About this exercise. Only the number is needed: how many lines in the entries below contain the string "olej"?

Excerpts from an interface dataset.
- Opening Delimiter -
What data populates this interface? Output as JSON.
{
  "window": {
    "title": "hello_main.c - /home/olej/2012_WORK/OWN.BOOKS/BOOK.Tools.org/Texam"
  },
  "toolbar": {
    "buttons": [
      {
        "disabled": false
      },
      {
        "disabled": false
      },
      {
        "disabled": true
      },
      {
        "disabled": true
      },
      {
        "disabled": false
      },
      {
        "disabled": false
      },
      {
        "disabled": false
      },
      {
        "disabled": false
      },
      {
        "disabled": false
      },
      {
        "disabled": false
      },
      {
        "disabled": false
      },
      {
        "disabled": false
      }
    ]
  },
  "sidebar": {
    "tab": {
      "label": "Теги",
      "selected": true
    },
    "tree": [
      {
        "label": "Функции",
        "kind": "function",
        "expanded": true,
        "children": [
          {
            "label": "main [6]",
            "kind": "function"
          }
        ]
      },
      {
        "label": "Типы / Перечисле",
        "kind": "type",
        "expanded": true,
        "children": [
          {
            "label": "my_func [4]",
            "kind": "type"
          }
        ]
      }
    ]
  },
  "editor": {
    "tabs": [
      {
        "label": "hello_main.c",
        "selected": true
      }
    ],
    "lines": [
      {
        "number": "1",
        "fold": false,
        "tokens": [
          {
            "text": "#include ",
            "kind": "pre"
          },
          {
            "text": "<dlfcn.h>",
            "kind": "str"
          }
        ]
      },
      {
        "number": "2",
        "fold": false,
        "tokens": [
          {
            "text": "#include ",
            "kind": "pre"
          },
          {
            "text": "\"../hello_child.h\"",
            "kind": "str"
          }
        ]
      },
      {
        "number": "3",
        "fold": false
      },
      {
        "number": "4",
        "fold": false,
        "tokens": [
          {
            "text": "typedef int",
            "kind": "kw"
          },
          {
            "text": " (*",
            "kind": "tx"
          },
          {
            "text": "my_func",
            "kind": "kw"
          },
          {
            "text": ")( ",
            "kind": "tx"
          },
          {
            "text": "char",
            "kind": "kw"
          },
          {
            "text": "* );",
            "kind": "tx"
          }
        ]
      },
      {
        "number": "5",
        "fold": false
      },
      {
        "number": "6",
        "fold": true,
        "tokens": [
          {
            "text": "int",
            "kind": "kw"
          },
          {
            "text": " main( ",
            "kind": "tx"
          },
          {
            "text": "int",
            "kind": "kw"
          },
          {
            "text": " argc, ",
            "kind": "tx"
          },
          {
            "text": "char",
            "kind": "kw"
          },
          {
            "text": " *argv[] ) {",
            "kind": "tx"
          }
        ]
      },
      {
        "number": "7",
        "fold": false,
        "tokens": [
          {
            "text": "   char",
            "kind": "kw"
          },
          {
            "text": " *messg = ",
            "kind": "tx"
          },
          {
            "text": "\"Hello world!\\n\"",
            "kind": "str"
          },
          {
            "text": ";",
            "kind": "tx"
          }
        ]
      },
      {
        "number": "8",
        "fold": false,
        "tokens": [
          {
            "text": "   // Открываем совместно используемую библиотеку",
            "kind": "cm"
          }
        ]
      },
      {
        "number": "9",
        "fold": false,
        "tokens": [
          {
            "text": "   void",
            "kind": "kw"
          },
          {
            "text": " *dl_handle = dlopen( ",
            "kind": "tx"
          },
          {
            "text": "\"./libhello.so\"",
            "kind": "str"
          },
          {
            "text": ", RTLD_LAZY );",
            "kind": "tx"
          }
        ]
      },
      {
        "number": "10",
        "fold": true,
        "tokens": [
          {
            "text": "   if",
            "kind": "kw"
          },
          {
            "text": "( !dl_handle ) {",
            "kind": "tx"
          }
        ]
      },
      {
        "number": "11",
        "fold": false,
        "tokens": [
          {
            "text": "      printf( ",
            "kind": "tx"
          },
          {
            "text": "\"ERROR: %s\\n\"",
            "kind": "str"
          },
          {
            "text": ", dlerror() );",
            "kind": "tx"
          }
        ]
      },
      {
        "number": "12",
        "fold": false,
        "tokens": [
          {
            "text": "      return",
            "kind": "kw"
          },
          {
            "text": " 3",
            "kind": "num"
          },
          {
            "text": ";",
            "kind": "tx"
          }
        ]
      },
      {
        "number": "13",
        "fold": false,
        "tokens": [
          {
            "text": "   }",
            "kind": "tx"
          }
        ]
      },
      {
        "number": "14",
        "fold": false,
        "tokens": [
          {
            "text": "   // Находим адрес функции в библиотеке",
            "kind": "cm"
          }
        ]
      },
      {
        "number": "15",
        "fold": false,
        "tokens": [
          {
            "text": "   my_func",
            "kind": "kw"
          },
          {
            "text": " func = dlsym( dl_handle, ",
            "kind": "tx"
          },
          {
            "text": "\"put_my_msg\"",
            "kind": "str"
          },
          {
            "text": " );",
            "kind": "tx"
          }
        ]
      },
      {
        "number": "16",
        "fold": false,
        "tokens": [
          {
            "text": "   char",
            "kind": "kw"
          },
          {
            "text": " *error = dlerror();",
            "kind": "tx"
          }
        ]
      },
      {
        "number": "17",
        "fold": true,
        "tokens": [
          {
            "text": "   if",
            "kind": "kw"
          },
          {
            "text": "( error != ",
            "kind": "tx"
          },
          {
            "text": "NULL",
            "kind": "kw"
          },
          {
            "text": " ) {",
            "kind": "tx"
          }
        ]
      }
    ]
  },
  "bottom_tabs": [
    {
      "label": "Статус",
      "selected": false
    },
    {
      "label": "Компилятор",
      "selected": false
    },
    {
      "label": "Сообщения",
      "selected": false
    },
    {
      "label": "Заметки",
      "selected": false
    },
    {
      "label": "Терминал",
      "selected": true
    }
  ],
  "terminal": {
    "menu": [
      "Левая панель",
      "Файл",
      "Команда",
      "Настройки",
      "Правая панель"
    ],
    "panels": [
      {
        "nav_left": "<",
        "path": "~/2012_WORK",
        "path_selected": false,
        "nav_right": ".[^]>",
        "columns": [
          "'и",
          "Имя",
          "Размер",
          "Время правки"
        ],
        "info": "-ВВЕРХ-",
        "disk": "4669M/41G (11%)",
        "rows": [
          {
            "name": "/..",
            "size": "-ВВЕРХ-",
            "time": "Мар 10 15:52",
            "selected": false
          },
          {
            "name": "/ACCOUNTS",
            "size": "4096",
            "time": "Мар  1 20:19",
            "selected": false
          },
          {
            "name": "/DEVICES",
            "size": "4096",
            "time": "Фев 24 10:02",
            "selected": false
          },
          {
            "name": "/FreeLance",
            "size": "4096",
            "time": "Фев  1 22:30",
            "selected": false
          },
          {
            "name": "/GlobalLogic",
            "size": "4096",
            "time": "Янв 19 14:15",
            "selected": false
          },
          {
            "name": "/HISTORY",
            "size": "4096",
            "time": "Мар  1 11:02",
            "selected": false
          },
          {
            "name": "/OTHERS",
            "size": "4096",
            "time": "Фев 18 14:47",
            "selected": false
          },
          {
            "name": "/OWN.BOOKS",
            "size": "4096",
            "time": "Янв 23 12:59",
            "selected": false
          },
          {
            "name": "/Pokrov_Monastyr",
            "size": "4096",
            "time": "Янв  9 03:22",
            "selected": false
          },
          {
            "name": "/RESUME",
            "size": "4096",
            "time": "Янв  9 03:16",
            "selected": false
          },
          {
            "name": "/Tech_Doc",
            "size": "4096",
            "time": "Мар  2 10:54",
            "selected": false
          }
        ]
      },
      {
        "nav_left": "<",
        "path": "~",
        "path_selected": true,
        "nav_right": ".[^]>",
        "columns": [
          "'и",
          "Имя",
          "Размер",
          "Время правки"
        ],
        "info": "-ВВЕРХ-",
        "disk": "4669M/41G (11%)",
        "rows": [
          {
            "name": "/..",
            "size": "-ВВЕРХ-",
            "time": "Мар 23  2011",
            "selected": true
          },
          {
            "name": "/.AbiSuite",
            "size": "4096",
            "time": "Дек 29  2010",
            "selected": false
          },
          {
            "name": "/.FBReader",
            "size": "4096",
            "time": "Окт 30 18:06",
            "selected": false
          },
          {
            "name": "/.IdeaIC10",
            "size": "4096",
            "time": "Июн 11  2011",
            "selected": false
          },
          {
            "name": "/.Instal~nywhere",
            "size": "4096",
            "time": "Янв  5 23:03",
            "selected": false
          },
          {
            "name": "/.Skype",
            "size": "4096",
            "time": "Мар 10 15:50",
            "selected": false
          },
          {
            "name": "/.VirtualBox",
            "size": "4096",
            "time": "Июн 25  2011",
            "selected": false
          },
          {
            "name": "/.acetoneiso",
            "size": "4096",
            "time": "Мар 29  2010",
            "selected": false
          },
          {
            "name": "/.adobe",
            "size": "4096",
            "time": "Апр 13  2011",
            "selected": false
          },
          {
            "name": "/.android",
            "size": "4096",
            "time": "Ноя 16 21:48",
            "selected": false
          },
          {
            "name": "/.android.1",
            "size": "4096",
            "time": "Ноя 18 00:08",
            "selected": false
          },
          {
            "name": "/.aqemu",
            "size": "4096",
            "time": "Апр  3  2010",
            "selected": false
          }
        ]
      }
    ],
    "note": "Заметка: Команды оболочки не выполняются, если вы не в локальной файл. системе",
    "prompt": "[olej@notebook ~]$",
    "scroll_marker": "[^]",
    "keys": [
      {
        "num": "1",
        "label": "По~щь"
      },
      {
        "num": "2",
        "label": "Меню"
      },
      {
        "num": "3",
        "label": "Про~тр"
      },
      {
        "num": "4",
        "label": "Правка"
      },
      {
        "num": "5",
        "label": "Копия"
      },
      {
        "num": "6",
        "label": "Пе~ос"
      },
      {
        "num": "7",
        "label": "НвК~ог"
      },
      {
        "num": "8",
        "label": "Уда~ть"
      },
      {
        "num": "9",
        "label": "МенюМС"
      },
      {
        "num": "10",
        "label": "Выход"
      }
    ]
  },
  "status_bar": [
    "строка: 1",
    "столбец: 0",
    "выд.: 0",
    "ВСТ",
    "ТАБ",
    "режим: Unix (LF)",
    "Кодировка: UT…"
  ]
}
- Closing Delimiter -
Finished exercise. 2